This day and age, indie games are as prominent as AAA companies pushing out games made from multi-million dollar budgets. Working independently has grown to be more and more of a popular option since the late 2000s. However, the idea of doing so isn’t a new concept. Indie games have actually co-existed with AAAs for a lot longer than gamers may suspect. In this case, many of them found themselves in bargain bin compilations whose titles consist of outrageous claims.
“40 Best Windows 95 Games“? Wow! Forty of the best Windows 95 games are compiled into this one disk? Nah, it’s just a bunch of shovelware. Hey, look on the bright side. At least you got a free trial of America Online! That’s cool, right?
To be fair, it wasn’t like the developers were even aware publishers would be so ballsy. It isn’t their fault customers’ expectations would deflate when they realize the games featured are far from what could be considered “the best”. But if they aren’t the best, then what are they? Small shareware titles from households not unlike your own. After all, there was no Gamejolt, Yoyogames, or any other similar websites for digital freeware distribution. Most, if not all of these games, have a message that requests a payment for a full version. Games would have their own sets of prices, and the developers would leave their contact information for potential customers to make their transactions.
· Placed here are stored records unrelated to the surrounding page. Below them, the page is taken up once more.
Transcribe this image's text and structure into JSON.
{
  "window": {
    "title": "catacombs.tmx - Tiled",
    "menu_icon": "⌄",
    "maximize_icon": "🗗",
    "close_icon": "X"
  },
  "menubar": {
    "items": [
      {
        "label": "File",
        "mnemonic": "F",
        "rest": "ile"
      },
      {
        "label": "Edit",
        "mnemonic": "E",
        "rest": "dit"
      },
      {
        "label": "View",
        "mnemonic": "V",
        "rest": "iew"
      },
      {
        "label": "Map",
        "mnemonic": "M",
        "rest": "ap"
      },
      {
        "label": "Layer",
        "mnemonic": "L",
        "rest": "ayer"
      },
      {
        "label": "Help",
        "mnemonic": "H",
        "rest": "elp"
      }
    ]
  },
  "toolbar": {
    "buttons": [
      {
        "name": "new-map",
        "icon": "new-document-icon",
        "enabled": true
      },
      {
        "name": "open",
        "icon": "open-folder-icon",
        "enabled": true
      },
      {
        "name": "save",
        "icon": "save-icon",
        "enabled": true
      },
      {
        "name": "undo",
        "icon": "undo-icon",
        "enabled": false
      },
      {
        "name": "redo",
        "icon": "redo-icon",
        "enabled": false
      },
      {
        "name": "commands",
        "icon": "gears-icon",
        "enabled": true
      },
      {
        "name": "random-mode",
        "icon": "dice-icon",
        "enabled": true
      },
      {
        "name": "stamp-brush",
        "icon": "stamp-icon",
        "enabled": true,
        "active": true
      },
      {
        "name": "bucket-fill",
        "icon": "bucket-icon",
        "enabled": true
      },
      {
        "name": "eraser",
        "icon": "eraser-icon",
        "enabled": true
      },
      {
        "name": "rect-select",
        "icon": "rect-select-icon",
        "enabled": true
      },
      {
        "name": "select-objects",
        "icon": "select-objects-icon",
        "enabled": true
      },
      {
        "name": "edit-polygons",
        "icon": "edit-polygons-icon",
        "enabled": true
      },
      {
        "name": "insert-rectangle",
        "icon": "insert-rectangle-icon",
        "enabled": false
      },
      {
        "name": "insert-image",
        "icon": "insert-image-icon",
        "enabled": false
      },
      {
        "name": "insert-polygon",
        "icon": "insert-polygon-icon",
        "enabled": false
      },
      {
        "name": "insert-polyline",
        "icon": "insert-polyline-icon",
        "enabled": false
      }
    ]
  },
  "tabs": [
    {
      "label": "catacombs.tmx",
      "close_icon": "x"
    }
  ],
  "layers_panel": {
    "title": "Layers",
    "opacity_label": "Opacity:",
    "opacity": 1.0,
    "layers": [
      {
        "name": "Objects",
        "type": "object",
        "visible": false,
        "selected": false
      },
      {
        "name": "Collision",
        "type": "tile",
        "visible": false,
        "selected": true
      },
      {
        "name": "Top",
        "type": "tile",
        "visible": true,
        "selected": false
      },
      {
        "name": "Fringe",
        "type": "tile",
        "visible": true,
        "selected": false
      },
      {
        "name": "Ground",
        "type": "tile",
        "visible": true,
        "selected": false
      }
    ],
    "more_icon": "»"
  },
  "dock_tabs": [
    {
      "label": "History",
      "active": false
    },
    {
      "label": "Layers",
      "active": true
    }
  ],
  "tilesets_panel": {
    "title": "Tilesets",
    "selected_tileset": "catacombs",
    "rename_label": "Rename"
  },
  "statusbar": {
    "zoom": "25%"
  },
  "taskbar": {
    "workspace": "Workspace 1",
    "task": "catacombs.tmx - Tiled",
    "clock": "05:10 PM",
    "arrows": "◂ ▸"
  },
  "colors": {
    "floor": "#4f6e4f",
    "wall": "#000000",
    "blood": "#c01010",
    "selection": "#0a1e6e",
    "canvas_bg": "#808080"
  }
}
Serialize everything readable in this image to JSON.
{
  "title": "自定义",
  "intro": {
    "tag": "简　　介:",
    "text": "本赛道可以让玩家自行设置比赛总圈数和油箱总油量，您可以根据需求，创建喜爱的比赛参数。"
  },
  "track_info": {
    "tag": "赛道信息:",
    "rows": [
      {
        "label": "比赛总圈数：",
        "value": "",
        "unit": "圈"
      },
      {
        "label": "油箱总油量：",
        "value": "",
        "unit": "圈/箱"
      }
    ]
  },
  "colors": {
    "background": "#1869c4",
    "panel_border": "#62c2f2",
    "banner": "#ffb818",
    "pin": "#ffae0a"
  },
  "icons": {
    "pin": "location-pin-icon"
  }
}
The grand majority featured on this disk are as amateur-ish as working independently could get. If you have ever worked with a program like Game Maker, Multimedia Fusion, or Games Factory, you are very likely to have produced some crappy results at some point. The titles featured in 40 Best Windows 95 Games are essentially the mid-90s equivalent to those early experiments people would have with game creation programs.
Their sounds are typically stock (when there even are any), their graphics seem like MS Paint was used to make them, and their gameplay always utilizes basic concepts that don’t get built upon in execution. There are Hangman clones, Simon, slots, word games, and simple arcade-like titles coated in unappealing presentations. Yet these developers were proud enough to see if they could make money off of their undeveloped craftsmanship.
Then again, it’s easier than ever to create games these days. Maybe the creation programs back then were a lot more difficult to fully understand. I could have spent this article bashing the lack of quality on the disc, but ever since I even obtained it I’ve grown to see it less as a game compilation and more as a period piece. I can’t help but wonder what went through people’s minds as they spent their time creating what would eventually be on this disc. Where are these people now? Are they still working in the industry?
Amusingly, certain games stick out like a sore thumb by being different from the rest of the crowd. This could be because there is a visible amount of expertise put into it, or it could even be a shareware demo of a AAA game. NanoCore (pictured above) is a fair example of a competent game. As for AAA’s, playable demos for You Don’t Know Jack and Pitfall: The Mayan Adventure happen to be present as part of 40 Best Windows 95 Games. What they are doing here is anybody’s guess.
Anyway, that’s all I thought I would share about 40 Best Windows 95 Games. I figured it would be interesting to look at games from the indie developers of yesteryear. Even if many of the games suck, you never know what you could find when digging through these old compilation discs.